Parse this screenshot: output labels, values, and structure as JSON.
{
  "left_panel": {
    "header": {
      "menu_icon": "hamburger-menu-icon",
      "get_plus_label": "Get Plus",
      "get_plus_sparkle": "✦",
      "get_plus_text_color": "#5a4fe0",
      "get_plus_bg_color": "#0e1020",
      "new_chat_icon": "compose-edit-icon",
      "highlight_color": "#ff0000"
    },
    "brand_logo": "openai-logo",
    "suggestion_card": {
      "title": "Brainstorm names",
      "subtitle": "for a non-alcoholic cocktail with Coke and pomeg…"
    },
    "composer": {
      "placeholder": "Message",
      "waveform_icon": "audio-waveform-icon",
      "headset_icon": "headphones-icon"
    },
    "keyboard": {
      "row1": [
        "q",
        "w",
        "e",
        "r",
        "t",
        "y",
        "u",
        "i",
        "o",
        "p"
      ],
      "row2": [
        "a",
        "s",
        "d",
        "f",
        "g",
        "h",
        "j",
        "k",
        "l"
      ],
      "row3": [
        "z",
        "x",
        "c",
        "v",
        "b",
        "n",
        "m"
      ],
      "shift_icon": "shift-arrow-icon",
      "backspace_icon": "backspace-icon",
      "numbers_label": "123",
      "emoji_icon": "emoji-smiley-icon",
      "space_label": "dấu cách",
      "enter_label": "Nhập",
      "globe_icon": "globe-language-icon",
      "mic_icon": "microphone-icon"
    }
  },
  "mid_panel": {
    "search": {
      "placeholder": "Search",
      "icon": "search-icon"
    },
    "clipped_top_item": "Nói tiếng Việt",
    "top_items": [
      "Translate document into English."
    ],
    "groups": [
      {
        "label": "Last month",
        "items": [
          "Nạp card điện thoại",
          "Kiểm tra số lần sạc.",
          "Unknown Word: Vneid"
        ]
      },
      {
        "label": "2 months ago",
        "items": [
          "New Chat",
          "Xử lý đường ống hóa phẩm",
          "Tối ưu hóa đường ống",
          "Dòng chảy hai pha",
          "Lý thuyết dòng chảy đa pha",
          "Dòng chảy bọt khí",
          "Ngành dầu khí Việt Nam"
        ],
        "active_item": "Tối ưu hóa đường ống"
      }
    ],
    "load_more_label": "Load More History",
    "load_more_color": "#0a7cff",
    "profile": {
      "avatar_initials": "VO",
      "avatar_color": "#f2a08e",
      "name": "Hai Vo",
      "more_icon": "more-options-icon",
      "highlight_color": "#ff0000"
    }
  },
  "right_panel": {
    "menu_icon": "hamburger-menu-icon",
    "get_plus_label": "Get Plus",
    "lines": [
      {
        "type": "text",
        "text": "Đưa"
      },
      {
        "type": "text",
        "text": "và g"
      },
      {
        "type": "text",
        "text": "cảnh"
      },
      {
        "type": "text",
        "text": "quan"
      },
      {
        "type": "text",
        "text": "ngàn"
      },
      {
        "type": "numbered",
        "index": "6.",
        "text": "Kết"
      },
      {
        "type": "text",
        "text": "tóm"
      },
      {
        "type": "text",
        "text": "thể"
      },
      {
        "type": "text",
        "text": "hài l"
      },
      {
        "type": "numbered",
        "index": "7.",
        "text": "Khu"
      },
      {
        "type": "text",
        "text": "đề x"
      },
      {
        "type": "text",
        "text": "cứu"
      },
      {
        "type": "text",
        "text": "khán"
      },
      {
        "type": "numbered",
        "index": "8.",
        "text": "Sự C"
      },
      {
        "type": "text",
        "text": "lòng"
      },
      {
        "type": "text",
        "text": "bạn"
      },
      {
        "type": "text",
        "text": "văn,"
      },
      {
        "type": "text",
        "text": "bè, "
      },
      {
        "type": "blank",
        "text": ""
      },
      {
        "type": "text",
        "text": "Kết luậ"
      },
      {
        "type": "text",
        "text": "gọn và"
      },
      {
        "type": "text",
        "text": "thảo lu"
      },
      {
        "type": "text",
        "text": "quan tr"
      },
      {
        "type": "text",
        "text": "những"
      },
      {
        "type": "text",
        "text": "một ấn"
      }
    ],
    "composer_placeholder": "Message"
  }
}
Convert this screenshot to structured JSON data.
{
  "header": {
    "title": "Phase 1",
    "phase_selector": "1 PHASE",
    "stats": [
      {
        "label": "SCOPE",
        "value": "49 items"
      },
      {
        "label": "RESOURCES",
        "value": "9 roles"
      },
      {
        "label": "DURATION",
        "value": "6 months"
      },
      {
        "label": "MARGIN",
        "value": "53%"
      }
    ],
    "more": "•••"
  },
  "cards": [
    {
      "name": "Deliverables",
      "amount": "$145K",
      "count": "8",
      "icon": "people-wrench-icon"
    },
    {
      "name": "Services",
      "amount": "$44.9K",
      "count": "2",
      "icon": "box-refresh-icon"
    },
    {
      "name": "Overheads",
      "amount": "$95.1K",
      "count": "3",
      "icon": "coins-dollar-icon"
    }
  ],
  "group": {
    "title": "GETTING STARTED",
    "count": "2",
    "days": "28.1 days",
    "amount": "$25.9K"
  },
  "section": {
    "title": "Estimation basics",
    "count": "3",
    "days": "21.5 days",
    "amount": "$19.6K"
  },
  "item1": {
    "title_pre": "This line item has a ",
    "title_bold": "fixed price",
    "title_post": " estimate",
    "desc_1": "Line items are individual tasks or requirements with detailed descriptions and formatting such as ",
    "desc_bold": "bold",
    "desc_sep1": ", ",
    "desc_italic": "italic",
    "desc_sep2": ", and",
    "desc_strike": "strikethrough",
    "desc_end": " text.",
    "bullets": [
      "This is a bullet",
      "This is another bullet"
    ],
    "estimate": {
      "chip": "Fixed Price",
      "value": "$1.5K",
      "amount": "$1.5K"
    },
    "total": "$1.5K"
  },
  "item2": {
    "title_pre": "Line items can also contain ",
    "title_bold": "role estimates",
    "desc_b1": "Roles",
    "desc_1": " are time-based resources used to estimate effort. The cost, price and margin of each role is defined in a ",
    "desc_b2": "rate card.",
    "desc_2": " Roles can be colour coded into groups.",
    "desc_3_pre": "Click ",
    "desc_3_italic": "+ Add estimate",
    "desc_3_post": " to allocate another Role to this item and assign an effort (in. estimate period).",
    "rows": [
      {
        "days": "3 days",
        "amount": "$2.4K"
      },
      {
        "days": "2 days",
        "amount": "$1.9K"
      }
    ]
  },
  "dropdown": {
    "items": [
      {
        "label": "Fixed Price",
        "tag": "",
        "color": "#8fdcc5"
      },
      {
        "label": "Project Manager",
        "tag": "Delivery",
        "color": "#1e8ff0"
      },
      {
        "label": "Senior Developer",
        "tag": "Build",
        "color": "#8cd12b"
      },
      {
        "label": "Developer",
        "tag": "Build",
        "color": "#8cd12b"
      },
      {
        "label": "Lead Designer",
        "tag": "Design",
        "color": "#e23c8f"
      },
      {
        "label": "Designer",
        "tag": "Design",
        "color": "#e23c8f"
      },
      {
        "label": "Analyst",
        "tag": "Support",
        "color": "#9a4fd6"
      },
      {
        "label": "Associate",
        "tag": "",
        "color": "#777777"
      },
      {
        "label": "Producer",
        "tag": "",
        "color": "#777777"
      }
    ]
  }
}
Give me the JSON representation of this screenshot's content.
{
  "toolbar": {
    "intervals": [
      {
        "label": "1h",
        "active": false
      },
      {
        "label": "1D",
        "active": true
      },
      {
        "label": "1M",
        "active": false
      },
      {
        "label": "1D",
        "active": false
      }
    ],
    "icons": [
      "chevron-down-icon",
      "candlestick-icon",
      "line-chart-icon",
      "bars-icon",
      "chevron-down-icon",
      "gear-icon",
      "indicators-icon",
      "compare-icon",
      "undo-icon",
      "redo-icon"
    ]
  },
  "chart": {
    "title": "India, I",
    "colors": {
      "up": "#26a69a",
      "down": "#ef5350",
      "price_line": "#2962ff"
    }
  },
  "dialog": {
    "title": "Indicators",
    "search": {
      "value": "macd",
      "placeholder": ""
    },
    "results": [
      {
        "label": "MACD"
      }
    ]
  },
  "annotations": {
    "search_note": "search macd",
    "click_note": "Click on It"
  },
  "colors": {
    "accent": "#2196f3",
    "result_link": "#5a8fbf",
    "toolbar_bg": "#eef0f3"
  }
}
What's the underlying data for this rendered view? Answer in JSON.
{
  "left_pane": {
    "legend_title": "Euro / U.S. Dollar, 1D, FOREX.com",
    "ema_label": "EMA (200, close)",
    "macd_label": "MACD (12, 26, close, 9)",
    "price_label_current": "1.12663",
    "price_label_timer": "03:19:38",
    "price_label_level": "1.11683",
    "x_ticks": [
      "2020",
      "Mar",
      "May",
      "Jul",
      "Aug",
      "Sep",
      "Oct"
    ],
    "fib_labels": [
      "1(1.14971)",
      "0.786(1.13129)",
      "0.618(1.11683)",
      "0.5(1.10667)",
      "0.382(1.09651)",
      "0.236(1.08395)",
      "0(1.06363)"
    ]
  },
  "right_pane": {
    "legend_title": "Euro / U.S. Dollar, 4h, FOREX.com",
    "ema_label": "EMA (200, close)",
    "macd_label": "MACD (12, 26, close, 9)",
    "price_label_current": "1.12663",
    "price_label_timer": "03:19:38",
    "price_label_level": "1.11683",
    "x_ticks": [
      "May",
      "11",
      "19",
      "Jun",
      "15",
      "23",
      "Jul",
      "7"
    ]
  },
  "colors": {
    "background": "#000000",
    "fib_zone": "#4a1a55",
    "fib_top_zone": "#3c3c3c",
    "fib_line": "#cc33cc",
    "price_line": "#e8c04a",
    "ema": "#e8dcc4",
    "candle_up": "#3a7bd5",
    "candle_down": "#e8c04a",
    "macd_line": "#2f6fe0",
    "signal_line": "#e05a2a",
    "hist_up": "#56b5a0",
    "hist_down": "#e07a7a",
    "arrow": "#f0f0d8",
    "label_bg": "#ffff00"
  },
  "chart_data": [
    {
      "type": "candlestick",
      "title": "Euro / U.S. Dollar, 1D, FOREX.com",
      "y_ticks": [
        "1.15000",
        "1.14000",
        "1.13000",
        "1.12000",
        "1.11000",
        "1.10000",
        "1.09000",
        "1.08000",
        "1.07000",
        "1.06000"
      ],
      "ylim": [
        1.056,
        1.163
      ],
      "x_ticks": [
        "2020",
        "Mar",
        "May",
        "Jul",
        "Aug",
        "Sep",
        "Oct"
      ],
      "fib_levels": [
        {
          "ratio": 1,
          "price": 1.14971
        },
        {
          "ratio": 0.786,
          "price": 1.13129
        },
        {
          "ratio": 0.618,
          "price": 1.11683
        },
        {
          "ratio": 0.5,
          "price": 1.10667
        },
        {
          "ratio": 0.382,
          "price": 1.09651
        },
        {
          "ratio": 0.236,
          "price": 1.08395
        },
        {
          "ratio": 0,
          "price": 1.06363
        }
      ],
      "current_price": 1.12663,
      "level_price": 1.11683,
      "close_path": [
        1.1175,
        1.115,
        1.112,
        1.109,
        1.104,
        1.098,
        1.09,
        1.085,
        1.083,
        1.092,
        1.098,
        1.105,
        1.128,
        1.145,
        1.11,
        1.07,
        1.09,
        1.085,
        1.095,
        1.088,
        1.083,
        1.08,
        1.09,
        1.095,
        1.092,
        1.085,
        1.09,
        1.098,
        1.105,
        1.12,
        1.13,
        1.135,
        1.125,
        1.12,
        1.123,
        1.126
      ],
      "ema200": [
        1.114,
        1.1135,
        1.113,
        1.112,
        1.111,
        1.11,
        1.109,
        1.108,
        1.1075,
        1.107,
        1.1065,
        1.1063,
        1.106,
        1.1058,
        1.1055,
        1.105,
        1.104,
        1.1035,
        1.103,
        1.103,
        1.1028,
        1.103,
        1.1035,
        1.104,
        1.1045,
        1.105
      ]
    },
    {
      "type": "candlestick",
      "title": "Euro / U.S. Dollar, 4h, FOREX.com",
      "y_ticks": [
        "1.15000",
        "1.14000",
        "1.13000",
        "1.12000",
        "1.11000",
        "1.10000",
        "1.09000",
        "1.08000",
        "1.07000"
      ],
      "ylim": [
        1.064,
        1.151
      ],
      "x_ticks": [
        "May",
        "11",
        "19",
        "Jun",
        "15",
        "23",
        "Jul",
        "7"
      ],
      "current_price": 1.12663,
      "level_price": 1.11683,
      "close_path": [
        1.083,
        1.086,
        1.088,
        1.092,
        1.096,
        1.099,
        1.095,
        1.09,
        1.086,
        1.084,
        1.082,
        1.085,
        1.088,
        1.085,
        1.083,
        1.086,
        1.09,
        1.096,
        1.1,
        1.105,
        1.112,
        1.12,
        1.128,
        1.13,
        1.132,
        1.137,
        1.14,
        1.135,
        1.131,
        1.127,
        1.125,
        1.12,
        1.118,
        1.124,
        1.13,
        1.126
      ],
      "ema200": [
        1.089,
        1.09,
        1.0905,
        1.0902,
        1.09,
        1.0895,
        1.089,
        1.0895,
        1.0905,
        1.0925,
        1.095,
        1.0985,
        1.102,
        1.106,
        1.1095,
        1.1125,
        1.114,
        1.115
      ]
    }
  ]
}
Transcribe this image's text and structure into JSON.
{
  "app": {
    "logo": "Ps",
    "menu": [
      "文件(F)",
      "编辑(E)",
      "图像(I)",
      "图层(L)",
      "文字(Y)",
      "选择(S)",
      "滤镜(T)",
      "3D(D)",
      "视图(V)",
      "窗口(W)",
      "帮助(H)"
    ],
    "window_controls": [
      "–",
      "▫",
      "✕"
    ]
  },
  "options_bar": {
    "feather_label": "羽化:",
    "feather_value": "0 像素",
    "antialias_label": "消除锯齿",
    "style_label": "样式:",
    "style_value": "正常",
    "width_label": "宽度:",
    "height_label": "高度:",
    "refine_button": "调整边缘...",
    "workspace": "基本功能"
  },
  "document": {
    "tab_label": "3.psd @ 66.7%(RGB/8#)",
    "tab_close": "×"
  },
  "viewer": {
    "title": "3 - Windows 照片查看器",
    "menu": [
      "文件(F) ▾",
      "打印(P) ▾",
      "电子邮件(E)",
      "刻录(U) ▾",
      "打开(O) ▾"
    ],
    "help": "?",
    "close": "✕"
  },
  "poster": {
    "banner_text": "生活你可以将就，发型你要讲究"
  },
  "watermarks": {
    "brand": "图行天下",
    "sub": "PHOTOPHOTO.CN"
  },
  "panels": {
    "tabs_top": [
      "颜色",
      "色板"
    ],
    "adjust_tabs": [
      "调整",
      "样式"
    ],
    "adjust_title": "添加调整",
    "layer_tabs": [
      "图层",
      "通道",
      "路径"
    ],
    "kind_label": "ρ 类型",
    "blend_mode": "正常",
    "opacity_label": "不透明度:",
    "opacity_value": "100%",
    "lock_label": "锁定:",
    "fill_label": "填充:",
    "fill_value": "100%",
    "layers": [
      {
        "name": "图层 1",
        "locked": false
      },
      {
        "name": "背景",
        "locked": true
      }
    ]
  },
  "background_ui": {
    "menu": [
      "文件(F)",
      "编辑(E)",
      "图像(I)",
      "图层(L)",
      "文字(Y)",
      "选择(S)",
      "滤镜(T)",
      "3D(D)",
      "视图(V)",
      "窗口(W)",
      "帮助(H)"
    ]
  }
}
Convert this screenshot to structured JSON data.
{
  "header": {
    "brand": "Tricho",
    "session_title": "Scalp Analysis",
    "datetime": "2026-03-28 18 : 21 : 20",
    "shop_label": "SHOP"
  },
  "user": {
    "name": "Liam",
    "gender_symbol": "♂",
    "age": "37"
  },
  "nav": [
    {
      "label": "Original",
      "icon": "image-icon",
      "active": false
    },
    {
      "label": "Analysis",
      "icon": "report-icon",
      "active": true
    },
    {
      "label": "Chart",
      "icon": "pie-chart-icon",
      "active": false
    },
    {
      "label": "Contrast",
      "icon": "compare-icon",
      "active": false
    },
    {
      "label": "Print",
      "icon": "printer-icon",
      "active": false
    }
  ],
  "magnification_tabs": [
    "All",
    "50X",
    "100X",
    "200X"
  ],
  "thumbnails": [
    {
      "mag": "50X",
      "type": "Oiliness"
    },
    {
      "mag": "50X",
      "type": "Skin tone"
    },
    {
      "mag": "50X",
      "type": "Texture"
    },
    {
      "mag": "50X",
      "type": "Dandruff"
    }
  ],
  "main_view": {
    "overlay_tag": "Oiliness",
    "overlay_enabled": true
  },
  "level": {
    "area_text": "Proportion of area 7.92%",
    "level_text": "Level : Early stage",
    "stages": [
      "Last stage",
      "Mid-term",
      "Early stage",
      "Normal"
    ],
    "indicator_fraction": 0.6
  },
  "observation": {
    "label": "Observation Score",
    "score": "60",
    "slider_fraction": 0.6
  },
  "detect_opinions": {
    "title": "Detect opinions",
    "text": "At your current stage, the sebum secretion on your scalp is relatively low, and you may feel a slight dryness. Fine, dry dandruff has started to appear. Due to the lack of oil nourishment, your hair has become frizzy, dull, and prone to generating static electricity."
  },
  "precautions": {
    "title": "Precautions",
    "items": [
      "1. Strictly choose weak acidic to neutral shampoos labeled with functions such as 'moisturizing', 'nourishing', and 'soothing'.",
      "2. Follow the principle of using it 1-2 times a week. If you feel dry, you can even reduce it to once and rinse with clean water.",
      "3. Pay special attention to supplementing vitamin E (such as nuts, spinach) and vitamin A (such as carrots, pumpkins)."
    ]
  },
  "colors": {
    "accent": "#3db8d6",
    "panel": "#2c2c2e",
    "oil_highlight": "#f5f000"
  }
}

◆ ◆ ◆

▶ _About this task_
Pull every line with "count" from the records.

▶ _Output below_
      "count": "8",
      "count": "2",
      "count": "3",
    "count": "2",
    "count": "3",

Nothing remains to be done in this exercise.